5) Do we get rewarded or celebrated for things that the creators of the art, and our Mestres, have not been acknowledged for, or are not rewarded for?
6) In our Capoeira Angola practice, are we spreading a misrepresentation of history? Do we actively seek to learn more about the history of Capoeira and the experience of colonization and the slave trade?
7) In our practice of Capoeira Angola, are we perpetuating racist stereotypes?
8) We have access to something that Black people were punished for doing. What are we doing to increase access to Capoeira for Black people?

Devagar se vai ao longe - P'ra crescer se leva tempo;
Slowly you will go far - to grow it takes time.

Monday, October 10, 2016

Indigenous People's Day

Capoeira Angola arose out of the experience of African people who were enslaved and taken forcibly to the Americas. Capoeira Angola is a living testament to their determination to resist the physical, cultural, and spiritual oppression that resulted from their enslavement - an oppression that continues today in a myriad of ways.

Another part of the experience of colonization was the disposession of Indigenous People, and a centuries-long effort to eradicate them physically, culturally and spiritually.

Though the United States federal government still celebrates Columbus Day, various cities around the country are renaming that date "Indigenous Peoples' Day." In Bellingham, the city council approved a resolution to rename it Coast Salish Day.

We can celebrate this day, and honor the treaty that the Federal Government signed with the Indigenous People of this land, as we do in the tradition fo Capoeira Angola, with a song:


Reconheço que essa terra
é a casa ancestral
de um povo bem antigo
que é preciso respeitar.

A essencia desse povo
é na terra, é no mar
é nas arvores, nos rios
é a historia do lugar.

Agora moramos juntos,
juntos vamos trabalhar
para defender essa terra
para defender o mar!

Nessa roda de Angola
é bonito de se ver
vem p’ra roda meu colega
a amizade vai crescer, camarada!

I recognize that this land
is the ancestral home
of a very ancient people
who are worthy of respect

The essence of this people
is in the land, is in the sea,
is in the trees, in the rivers,
it’s the history of this place.

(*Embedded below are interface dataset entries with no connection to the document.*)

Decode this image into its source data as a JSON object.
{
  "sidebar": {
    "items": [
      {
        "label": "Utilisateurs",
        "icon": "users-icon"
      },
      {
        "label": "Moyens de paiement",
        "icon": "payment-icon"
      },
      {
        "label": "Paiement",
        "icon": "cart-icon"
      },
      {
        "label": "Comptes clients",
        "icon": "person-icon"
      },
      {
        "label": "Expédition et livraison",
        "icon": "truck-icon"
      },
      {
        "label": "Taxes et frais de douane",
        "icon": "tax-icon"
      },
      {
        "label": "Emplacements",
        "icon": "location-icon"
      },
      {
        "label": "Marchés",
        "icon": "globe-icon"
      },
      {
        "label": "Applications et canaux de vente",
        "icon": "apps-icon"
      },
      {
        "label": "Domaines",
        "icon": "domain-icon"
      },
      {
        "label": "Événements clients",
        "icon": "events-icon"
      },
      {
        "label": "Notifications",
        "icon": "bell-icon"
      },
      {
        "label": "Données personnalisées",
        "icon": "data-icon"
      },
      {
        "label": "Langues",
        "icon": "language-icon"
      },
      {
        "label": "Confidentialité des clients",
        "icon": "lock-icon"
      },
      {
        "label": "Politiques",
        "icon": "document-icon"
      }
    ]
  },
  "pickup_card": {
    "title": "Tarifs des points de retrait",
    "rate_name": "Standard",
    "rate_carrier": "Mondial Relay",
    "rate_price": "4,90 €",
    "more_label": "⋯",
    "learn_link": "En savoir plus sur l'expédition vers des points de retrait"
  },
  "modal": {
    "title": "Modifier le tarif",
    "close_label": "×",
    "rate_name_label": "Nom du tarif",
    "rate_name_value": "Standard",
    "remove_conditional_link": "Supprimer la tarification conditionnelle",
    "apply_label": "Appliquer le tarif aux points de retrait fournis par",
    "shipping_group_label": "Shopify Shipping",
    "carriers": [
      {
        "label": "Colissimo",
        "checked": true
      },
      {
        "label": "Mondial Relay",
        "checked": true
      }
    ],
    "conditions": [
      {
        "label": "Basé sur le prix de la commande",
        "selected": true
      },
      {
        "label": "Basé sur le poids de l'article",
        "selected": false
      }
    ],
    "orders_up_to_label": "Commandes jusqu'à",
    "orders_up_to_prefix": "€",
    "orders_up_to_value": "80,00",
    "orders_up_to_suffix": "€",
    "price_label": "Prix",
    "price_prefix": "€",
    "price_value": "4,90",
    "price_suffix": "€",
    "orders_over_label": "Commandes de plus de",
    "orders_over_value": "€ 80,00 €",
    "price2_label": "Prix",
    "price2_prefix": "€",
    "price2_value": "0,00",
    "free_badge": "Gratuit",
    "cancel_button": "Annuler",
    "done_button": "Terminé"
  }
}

Now we live together,
together, let us work
to defend this land
to defend the sea!

In this roda of [capoeira] angola
it’s good to see you
come to the roda, my friend,
our friendship will grow!

Saturday, October 8, 2016

Honoring the history of Black liberation through Capoeira Angola

It was a pleasure and an honor to host Charles Hargrett (in the center, in the grey top) in Bellingham this weekend. He has dedicated much of his life to Capoeira Angola, and is the person who is directly responsible for bringing Mestre Jurandir to Seattle back in 1996. Without him, there would be no Capoeira Angola in Bellingham.

He also reminded us that we should always lift up all of the Mestres of the past who struggled mightly against impossible odds to preserve Capoeira Angola, as part of the broader struggle of Black people against physical and cultural oppression.

We were also lucky to be joined by Dr. Lowell Lewis, author of the book Ring of Liberation, in which he documented his experiences with Capoeira in Salvador at the crucial time of the early 1980s, precisely when Mestre Moraes and his students (among them Mestre Cobra Mansa and Mestre Jurandir) were revitalizing the tradition of Capoeira Angola.

As part of honoring and continuing that legacy, if you are free on Monday November 17th, you should go see the movie Do Not Resist at the Pickford Film Center, which starts a discussion of militarized policing from the streets of Ferguson, Missouri, and expands to show how it affects all of us - through it targets primarily Black People and People of Color more generally.

I just came out of today's screening, and it is very powerful. (The Bellingham Police Department has asked to use the same Predictive Policing software that is prominently discussed in the movie).

Also, Ava DuVernay's documentary 13th about how we went from a system of legalized slavery to a system of mass incarceration that shares remarkable features with our previous system of indentured labor.